1-5 of 5 results  for:

  • Art History and Theory x
Clear all

Article

Ita Heinze-Greenberg

German architect, teacher and writer, active in Palestine . He studied architecture (1895–1901) at the Technische Hochschule, Charlottenburg, Berlin, spending one summer term at the Technische Hochschule, Munich. His student works revealed exceptional skill as a draughtsman and he won the Schinkel Medal (...

Article

Evelyn M. Cohen

?Portuguese writer of Jewish origin. A treatise on the preparation of colours and gold for use in manuscript illumination (Parma, Bib. Palatina, MS. De Rossi 945) has been attributed to him (for a contrary opinion see Metzger); it is the only extant book of this kind apparently written by a Jew. The Portuguese text is written in Hebrew characters. An ornate signature of Abraham ibn Hayyim appears on fol. 20...

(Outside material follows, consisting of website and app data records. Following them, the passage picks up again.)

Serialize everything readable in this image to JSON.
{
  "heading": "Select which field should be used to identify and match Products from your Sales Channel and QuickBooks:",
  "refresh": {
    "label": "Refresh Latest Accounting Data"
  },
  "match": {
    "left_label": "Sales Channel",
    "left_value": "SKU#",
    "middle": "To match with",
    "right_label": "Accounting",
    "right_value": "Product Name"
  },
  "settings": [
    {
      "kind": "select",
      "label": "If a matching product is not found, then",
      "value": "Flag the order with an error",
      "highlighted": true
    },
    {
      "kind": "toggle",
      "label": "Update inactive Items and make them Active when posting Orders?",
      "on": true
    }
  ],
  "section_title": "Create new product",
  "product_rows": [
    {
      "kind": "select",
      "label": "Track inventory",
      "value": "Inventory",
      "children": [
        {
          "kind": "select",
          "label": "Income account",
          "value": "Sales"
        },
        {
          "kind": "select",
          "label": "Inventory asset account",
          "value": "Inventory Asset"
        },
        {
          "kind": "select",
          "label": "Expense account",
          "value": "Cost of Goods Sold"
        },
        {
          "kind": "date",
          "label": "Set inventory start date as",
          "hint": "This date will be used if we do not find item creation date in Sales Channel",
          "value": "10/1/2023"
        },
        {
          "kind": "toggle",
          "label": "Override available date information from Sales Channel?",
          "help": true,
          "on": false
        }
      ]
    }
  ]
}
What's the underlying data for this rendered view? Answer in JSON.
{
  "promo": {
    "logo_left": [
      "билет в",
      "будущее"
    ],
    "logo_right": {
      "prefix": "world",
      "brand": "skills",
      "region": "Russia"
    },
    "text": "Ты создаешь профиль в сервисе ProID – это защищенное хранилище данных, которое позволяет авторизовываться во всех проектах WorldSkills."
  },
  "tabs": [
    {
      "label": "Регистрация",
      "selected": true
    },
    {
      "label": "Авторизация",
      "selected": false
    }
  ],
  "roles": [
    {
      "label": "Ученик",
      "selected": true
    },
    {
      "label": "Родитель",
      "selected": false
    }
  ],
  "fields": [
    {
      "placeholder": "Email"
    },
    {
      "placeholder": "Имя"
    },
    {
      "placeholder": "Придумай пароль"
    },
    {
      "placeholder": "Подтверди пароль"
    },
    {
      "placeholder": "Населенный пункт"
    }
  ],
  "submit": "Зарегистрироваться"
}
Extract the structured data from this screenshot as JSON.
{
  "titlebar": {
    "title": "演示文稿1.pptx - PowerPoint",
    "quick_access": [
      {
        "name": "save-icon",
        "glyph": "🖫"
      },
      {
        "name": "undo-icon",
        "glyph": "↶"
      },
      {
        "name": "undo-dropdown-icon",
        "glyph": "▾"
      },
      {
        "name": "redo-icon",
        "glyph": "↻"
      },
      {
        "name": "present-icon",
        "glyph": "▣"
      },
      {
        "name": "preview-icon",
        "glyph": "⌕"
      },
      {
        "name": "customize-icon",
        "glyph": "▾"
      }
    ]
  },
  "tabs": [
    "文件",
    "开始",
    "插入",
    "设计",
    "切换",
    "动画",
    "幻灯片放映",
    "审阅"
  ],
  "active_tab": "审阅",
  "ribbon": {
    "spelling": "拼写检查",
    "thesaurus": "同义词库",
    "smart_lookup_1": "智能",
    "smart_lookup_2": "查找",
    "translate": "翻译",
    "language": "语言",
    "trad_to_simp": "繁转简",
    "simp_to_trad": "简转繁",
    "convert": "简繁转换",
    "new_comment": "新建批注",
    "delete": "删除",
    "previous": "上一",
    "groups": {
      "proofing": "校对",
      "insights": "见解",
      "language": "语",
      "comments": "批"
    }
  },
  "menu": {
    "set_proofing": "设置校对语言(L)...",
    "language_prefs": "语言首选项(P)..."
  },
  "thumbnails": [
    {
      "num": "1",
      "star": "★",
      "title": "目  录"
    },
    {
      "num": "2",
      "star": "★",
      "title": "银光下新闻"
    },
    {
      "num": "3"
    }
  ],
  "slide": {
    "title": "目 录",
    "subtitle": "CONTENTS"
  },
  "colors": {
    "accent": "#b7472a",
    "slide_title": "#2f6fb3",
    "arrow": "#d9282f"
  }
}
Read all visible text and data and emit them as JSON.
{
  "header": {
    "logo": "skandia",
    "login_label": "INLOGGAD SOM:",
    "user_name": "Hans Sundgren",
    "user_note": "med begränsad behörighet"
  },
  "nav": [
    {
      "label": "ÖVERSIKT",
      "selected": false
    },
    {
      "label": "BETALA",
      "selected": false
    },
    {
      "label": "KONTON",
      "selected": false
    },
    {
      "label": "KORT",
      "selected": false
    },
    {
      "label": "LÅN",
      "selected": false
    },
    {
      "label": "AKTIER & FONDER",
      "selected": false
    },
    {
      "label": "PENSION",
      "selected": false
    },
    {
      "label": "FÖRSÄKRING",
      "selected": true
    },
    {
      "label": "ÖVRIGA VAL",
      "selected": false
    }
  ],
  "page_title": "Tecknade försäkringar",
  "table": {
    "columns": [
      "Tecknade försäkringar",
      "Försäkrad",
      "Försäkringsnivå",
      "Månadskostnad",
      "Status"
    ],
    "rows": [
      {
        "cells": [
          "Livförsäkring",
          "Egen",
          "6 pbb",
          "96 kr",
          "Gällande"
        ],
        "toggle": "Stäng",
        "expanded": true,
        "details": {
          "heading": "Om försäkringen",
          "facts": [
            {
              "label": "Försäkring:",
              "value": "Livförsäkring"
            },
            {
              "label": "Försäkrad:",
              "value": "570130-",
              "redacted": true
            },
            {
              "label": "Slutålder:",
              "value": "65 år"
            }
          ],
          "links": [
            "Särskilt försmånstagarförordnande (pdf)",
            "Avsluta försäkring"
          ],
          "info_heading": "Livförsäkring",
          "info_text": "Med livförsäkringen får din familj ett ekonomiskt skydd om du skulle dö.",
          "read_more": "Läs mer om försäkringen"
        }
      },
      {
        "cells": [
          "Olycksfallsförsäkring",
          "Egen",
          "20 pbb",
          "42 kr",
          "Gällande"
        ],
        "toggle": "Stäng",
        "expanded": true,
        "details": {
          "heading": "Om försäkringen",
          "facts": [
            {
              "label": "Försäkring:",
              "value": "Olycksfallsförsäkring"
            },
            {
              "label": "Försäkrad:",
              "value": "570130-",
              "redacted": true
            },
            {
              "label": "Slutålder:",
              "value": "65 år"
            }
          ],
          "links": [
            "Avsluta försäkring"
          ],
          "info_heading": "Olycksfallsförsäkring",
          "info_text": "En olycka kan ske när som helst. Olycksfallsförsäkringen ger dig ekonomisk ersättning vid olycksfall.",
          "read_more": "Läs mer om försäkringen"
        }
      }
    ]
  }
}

Article

Herbert Kessler

Israeli art historian of Jewish art. Educated first at the Hebrew University of Jerusalem, he moved to London and earned an MA in art history at the Courtauld Institute (1959) and a PhD at the Warburg Institute (1962). Returning to Jerusalem, Narkiss rose steadily through the ranks from ...

Article

Noémie Goldman and Kim Oosterlinck

Term for the return of lost or looted cultural objects to their country of origin, former owners, or their heirs. The loss of the object may happen in a variety of contexts (armed conflicts, war, colonialism, imperialism, or genocide), and the nature of the looted cultural objects may also vary, ranging from artworks, such as paintings and sculptures, to human remains, books, manuscripts, and religious artefacts. An essential part of the process of restitution is the seemingly unavoidable conflict around the transfer of the objects in question from the current to the former owners. Ownership disputes of this nature raise legal, ethical, and diplomatic issues. The heightened tensions in the process arise because the looting of cultural objects challenges, if not breaks down, relationships between peoples, territories, cultures, and heritages....

Article

Elisheva Revel-Neher

Art historian and scholar of Jewish and Christian art, active in France. Known as the ‘grande dame’ of Jewish art, Sed-Rajna came to Paris in 1948. She became Director of the Hebraic Section of the Institut de Recherche et d’Histoire des Textes at the Centre national de la recherche scientifique (CNRS) and then taught at the Ecole Pratique des Hautes Etudes and at the Institut d’Etudes Juives of the Université Libre in Brussels. In ...